_What you have to do:_ Return the lines beginning at the one that contains "Read all visible" and running to the end of the records, exactly and with nothing else. Omit pictures.
*** Block opens ***
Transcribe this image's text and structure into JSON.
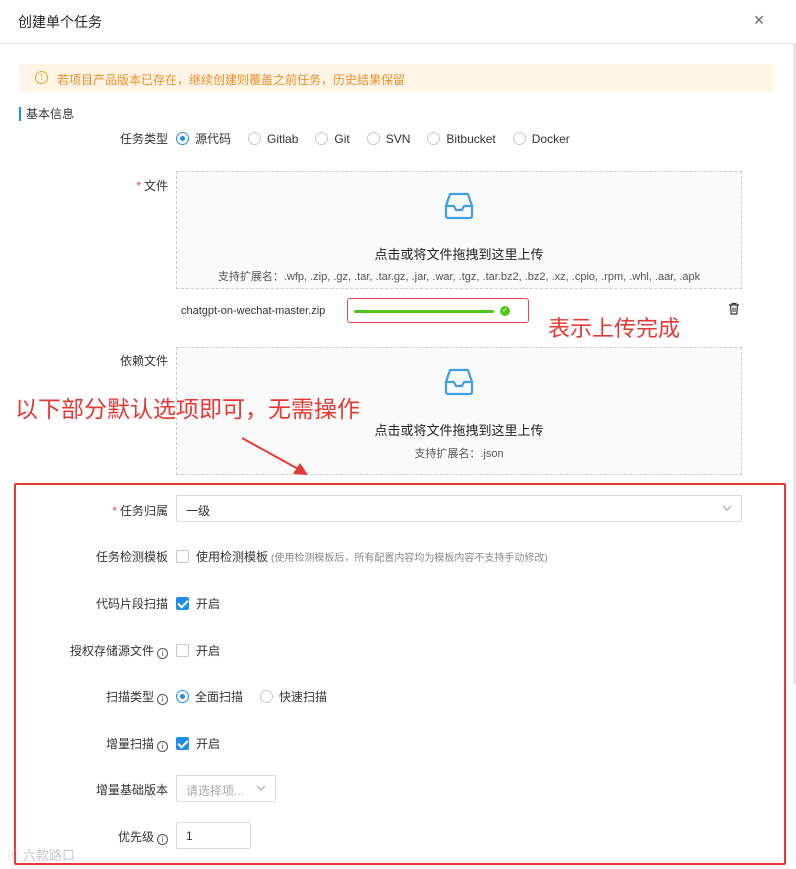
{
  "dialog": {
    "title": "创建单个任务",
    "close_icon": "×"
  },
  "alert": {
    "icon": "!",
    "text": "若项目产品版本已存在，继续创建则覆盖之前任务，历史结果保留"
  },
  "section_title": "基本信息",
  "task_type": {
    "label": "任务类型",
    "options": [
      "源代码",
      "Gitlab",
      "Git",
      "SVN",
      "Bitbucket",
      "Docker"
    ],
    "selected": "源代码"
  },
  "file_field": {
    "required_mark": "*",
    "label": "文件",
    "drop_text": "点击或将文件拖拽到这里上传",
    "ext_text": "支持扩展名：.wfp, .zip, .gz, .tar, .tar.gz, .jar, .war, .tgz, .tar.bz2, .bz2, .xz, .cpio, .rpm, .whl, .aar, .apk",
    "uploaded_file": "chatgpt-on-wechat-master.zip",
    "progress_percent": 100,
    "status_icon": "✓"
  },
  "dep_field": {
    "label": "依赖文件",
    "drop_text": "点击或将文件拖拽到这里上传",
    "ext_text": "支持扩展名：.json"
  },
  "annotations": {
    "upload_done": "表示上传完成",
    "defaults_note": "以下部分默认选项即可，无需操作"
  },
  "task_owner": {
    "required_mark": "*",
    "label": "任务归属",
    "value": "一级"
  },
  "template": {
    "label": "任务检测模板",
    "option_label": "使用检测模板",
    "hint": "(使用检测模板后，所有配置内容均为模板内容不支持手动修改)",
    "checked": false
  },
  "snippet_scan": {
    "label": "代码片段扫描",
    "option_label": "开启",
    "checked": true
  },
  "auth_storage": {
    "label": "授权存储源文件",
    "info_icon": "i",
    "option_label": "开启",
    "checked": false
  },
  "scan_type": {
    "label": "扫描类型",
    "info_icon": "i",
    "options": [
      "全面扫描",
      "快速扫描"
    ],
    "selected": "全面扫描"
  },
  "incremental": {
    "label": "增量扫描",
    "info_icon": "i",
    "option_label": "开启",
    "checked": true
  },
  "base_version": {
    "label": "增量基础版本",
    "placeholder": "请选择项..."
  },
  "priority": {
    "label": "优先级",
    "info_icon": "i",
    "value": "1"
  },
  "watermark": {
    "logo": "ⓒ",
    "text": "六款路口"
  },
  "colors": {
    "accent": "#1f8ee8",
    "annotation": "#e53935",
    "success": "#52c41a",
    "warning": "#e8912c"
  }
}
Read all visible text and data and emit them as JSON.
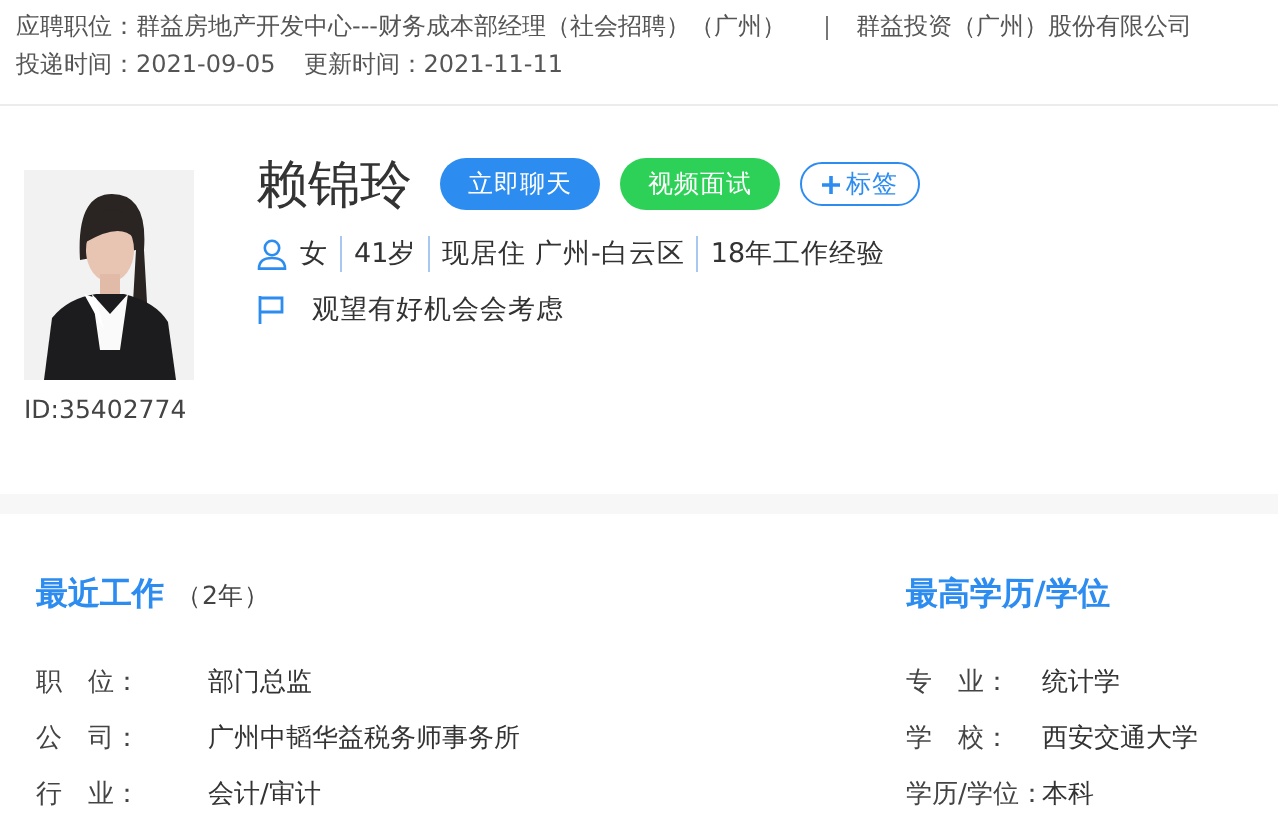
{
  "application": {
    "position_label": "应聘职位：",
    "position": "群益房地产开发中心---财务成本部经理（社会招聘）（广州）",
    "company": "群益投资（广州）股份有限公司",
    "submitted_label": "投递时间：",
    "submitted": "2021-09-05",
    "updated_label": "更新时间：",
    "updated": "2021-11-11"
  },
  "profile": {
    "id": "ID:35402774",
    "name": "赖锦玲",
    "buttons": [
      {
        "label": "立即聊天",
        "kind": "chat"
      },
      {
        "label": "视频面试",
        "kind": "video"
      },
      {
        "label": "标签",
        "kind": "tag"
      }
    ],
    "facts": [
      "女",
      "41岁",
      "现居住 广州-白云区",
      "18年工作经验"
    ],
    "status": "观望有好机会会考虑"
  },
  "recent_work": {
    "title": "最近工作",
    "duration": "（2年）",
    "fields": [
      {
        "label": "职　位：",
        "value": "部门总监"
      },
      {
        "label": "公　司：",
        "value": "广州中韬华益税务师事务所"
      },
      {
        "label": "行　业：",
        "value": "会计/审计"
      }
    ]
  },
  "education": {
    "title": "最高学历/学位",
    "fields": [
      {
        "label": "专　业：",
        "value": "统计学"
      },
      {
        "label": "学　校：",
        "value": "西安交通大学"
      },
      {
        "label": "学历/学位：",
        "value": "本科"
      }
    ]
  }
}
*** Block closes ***
_Output for this exercise:_
Read all visible text and data and emit them as JSON.
{
  "application": {
    "position_label": "应聘职位：",
    "position": "群益房地产开发中心---财务成本部经理（社会招聘）（广州）",
    "company": "群益投资（广州）股份有限公司",
    "submitted_label": "投递时间：",
    "submitted": "2021-09-05",
    "updated_label": "更新时间：",
    "updated": "2021-11-11"
  },
  "profile": {
    "id": "ID:35402774",
    "name": "赖锦玲",
    "buttons": [
      {
        "label": "立即聊天",
        "kind": "chat"
      },
      {
        "label": "视频面试",
        "kind": "video"
      },
      {
        "label": "标签",
        "kind": "tag"
      }
    ],
    "facts": [
      "女",
      "41岁",
      "现居住 广州-白云区",
      "18年工作经验"
    ],
    "status": "观望有好机会会考虑"
  },
  "recent_work": {
    "title": "最近工作",
    "duration": "（2年）",
    "fields": [
      {
        "label": "职　位：",
        "value": "部门总监"
      },
      {
        "label": "公　司：",
        "value": "广州中韬华益税务师事务所"
      },
      {
        "label": "行　业：",
        "value": "会计/审计"
      }
    ]
  },
  "education": {
    "title": "最高学历/学位",
    "fields": [
      {
        "label": "专　业：",
        "value": "统计学"
      },
      {
        "label": "学　校：",
        "value": "西安交通大学"
      },
      {
        "label": "学历/学位：",
        "value": "本科"
      }
    ]
  }
}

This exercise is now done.